All of the data below must be reproduced word for word, but without its images.

■ DATA SECTION:
--------------------

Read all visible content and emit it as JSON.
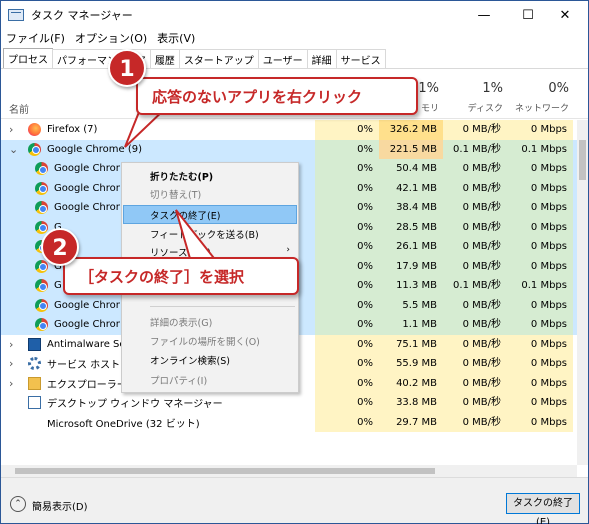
{
  "window": {
    "title": "タスク マネージャー",
    "controls": {
      "minimize": "—",
      "maximize": "☐",
      "close": "✕"
    }
  },
  "menu": [
    "ファイル(F)",
    "オプション(O)",
    "表示(V)"
  ],
  "tabs": [
    "プロセス",
    "パフォーマンス",
    "ア",
    "履歴",
    "スタートアップ",
    "ユーザー",
    "詳細",
    "サービス"
  ],
  "header": {
    "name_label": "名前",
    "columns": [
      {
        "pct": "",
        "label": ""
      },
      {
        "pct": "1%",
        "label": "モリ"
      },
      {
        "pct": "1%",
        "label": "ディスク"
      },
      {
        "pct": "0%",
        "label": "ネットワーク"
      }
    ]
  },
  "rows": [
    {
      "name": "Firefox (7)",
      "icon": "firefox-icon",
      "expander": "›",
      "cpu": "0%",
      "mem": "326.2 MB",
      "disk": "0 MB/秒",
      "net": "0 Mbps",
      "selected": false,
      "indent": 0
    },
    {
      "name": "Google Chrome (9)",
      "icon": "chrome-icon",
      "expander": "⌄",
      "cpu": "0%",
      "mem": "221.5 MB",
      "disk": "0.1 MB/秒",
      "net": "0.1 Mbps",
      "selected": true,
      "indent": 0
    },
    {
      "name": "Google Chrom",
      "icon": "chrome-icon",
      "expander": "",
      "cpu": "0%",
      "mem": "50.4 MB",
      "disk": "0 MB/秒",
      "net": "0 Mbps",
      "selected": true,
      "indent": 1
    },
    {
      "name": "Google Chrom",
      "icon": "chrome-icon",
      "expander": "",
      "cpu": "0%",
      "mem": "42.1 MB",
      "disk": "0 MB/秒",
      "net": "0 Mbps",
      "selected": true,
      "indent": 1
    },
    {
      "name": "Google Chrom",
      "icon": "chrome-icon",
      "expander": "",
      "cpu": "0%",
      "mem": "38.4 MB",
      "disk": "0 MB/秒",
      "net": "0 Mbps",
      "selected": true,
      "indent": 1
    },
    {
      "name": "G",
      "icon": "chrome-icon",
      "expander": "",
      "cpu": "0%",
      "mem": "28.5 MB",
      "disk": "0 MB/秒",
      "net": "0 Mbps",
      "selected": true,
      "indent": 1
    },
    {
      "name": "G",
      "icon": "chrome-icon",
      "expander": "",
      "cpu": "0%",
      "mem": "26.1 MB",
      "disk": "0 MB/秒",
      "net": "0 Mbps",
      "selected": true,
      "indent": 1
    },
    {
      "name": "G",
      "icon": "chrome-icon",
      "expander": "",
      "cpu": "0%",
      "mem": "17.9 MB",
      "disk": "0 MB/秒",
      "net": "0 Mbps",
      "selected": true,
      "indent": 1
    },
    {
      "name": "G",
      "icon": "chrome-icon",
      "expander": "",
      "cpu": "0%",
      "mem": "11.3 MB",
      "disk": "0.1 MB/秒",
      "net": "0.1 Mbps",
      "selected": true,
      "indent": 1
    },
    {
      "name": "Google Chrom",
      "icon": "chrome-icon",
      "expander": "",
      "cpu": "0%",
      "mem": "5.5 MB",
      "disk": "0 MB/秒",
      "net": "0 Mbps",
      "selected": true,
      "indent": 1
    },
    {
      "name": "Google Chrom",
      "icon": "chrome-icon",
      "expander": "",
      "cpu": "0%",
      "mem": "1.1 MB",
      "disk": "0 MB/秒",
      "net": "0 Mbps",
      "selected": true,
      "indent": 1
    },
    {
      "name": "Antimalware Se",
      "icon": "shield-box-icon",
      "expander": "›",
      "cpu": "0%",
      "mem": "75.1 MB",
      "disk": "0 MB/秒",
      "net": "0 Mbps",
      "selected": false,
      "indent": 0
    },
    {
      "name": "サービス ホスト: Sy",
      "icon": "gear-icon",
      "expander": "›",
      "cpu": "0%",
      "mem": "55.9 MB",
      "disk": "0 MB/秒",
      "net": "0 Mbps",
      "selected": false,
      "indent": 0
    },
    {
      "name": "エクスプローラー (7)",
      "icon": "folder-icon",
      "expander": "›",
      "cpu": "0%",
      "mem": "40.2 MB",
      "disk": "0 MB/秒",
      "net": "0 Mbps",
      "selected": false,
      "indent": 0
    },
    {
      "name": "デスクトップ ウィンドウ マネージャー",
      "icon": "desktop-window-icon",
      "expander": "",
      "cpu": "0%",
      "mem": "33.8 MB",
      "disk": "0 MB/秒",
      "net": "0 Mbps",
      "selected": false,
      "indent": 0
    },
    {
      "name": "Microsoft OneDrive (32 ビット)",
      "icon": "cloud-icon",
      "expander": "",
      "cpu": "0%",
      "mem": "29.7 MB",
      "disk": "0 MB/秒",
      "net": "0 Mbps",
      "selected": false,
      "indent": 0
    }
  ],
  "context_menu": {
    "items": [
      {
        "label": "折りたたむ(P)",
        "state": "bold"
      },
      {
        "label": "切り替え(T)",
        "state": "disabled"
      },
      {
        "label": "タスクの終了(E)",
        "state": "highlighted"
      },
      {
        "label": "フィードバックを送る(B)",
        "state": "normal"
      },
      {
        "label": "リソース値(V)",
        "state": "normal",
        "submenu": "›"
      },
      {
        "label": "詳細の表示(G)",
        "state": "disabled"
      },
      {
        "label": "ファイルの場所を開く(O)",
        "state": "disabled"
      },
      {
        "label": "オンライン検索(S)",
        "state": "normal"
      },
      {
        "label": "プロパティ(I)",
        "state": "disabled"
      }
    ]
  },
  "callouts": [
    {
      "number": "1",
      "text": "応答のないアプリを右クリック"
    },
    {
      "number": "2",
      "text": "［タスクの終了］を選択"
    }
  ],
  "footer": {
    "fewer_details_icon": "⌃",
    "fewer_details": "簡易表示(D)",
    "end_task": "タスクの終了(E)"
  }
}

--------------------

■ FINISHED EXERCISE:
Read all visible content and emit it as JSON.
{
  "window": {
    "title": "タスク マネージャー",
    "controls": {
      "minimize": "—",
      "maximize": "☐",
      "close": "✕"
    }
  },
  "menu": [
    "ファイル(F)",
    "オプション(O)",
    "表示(V)"
  ],
  "tabs": [
    "プロセス",
    "パフォーマンス",
    "ア",
    "履歴",
    "スタートアップ",
    "ユーザー",
    "詳細",
    "サービス"
  ],
  "header": {
    "name_label": "名前",
    "columns": [
      {
        "pct": "",
        "label": ""
      },
      {
        "pct": "1%",
        "label": "モリ"
      },
      {
        "pct": "1%",
        "label": "ディスク"
      },
      {
        "pct": "0%",
        "label": "ネットワーク"
      }
    ]
  },
  "rows": [
    {
      "name": "Firefox (7)",
      "icon": "firefox-icon",
      "expander": "›",
      "cpu": "0%",
      "mem": "326.2 MB",
      "disk": "0 MB/秒",
      "net": "0 Mbps",
      "selected": false,
      "indent": 0
    },
    {
      "name": "Google Chrome (9)",
      "icon": "chrome-icon",
      "expander": "⌄",
      "cpu": "0%",
      "mem": "221.5 MB",
      "disk": "0.1 MB/秒",
      "net": "0.1 Mbps",
      "selected": true,
      "indent": 0
    },
    {
      "name": "Google Chrom",
      "icon": "chrome-icon",
      "expander": "",
      "cpu": "0%",
      "mem": "50.4 MB",
      "disk": "0 MB/秒",
      "net": "0 Mbps",
      "selected": true,
      "indent": 1
    },
    {
      "name": "Google Chrom",
      "icon": "chrome-icon",
      "expander": "",
      "cpu": "0%",
      "mem": "42.1 MB",
      "disk": "0 MB/秒",
      "net": "0 Mbps",
      "selected": true,
      "indent": 1
    },
    {
      "name": "Google Chrom",
      "icon": "chrome-icon",
      "expander": "",
      "cpu": "0%",
      "mem": "38.4 MB",
      "disk": "0 MB/秒",
      "net": "0 Mbps",
      "selected": true,
      "indent": 1
    },
    {
      "name": "G",
      "icon": "chrome-icon",
      "expander": "",
      "cpu": "0%",
      "mem": "28.5 MB",
      "disk": "0 MB/秒",
      "net": "0 Mbps",
      "selected": true,
      "indent": 1
    },
    {
      "name": "G",
      "icon": "chrome-icon",
      "expander": "",
      "cpu": "0%",
      "mem": "26.1 MB",
      "disk": "0 MB/秒",
      "net": "0 Mbps",
      "selected": true,
      "indent": 1
    },
    {
      "name": "G",
      "icon": "chrome-icon",
      "expander": "",
      "cpu": "0%",
      "mem": "17.9 MB",
      "disk": "0 MB/秒",
      "net": "0 Mbps",
      "selected": true,
      "indent": 1
    },
    {
      "name": "G",
      "icon": "chrome-icon",
      "expander": "",
      "cpu": "0%",
      "mem": "11.3 MB",
      "disk": "0.1 MB/秒",
      "net": "0.1 Mbps",
      "selected": true,
      "indent": 1
    },
    {
      "name": "Google Chrom",
      "icon": "chrome-icon",
      "expander": "",
      "cpu": "0%",
      "mem": "5.5 MB",
      "disk": "0 MB/秒",
      "net": "0 Mbps",
      "selected": true,
      "indent": 1
    },
    {
      "name": "Google Chrom",
      "icon": "chrome-icon",
      "expander": "",
      "cpu": "0%",
      "mem": "1.1 MB",
      "disk": "0 MB/秒",
      "net": "0 Mbps",
      "selected": true,
      "indent": 1
    },
    {
      "name": "Antimalware Se",
      "icon": "shield-box-icon",
      "expander": "›",
      "cpu": "0%",
      "mem": "75.1 MB",
      "disk": "0 MB/秒",
      "net": "0 Mbps",
      "selected": false,
      "indent": 0
    },
    {
      "name": "サービス ホスト: Sy",
      "icon": "gear-icon",
      "expander": "›",
      "cpu": "0%",
      "mem": "55.9 MB",
      "disk": "0 MB/秒",
      "net": "0 Mbps",
      "selected": false,
      "indent": 0
    },
    {
      "name": "エクスプローラー (7)",
      "icon": "folder-icon",
      "expander": "›",
      "cpu": "0%",
      "mem": "40.2 MB",
      "disk": "0 MB/秒",
      "net": "0 Mbps",
      "selected": false,
      "indent": 0
    },
    {
      "name": "デスクトップ ウィンドウ マネージャー",
      "icon": "desktop-window-icon",
      "expander": "",
      "cpu": "0%",
      "mem": "33.8 MB",
      "disk": "0 MB/秒",
      "net": "0 Mbps",
      "selected": false,
      "indent": 0
    },
    {
      "name": "Microsoft OneDrive (32 ビット)",
      "icon": "cloud-icon",
      "expander": "",
      "cpu": "0%",
      "mem": "29.7 MB",
      "disk": "0 MB/秒",
      "net": "0 Mbps",
      "selected": false,
      "indent": 0
    }
  ],
  "context_menu": {
    "items": [
      {
        "label": "折りたたむ(P)",
        "state": "bold"
      },
      {
        "label": "切り替え(T)",
        "state": "disabled"
      },
      {
        "label": "タスクの終了(E)",
        "state": "highlighted"
      },
      {
        "label": "フィードバックを送る(B)",
        "state": "normal"
      },
      {
        "label": "リソース値(V)",
        "state": "normal",
        "submenu": "›"
      },
      {
        "label": "詳細の表示(G)",
        "state": "disabled"
      },
      {
        "label": "ファイルの場所を開く(O)",
        "state": "disabled"
      },
      {
        "label": "オンライン検索(S)",
        "state": "normal"
      },
      {
        "label": "プロパティ(I)",
        "state": "disabled"
      }
    ]
  },
  "callouts": [
    {
      "number": "1",
      "text": "応答のないアプリを右クリック"
    },
    {
      "number": "2",
      "text": "［タスクの終了］を選択"
    }
  ],
  "footer": {
    "fewer_details_icon": "⌃",
    "fewer_details": "簡易表示(D)",
    "end_task": "タスクの終了(E)"
  }
}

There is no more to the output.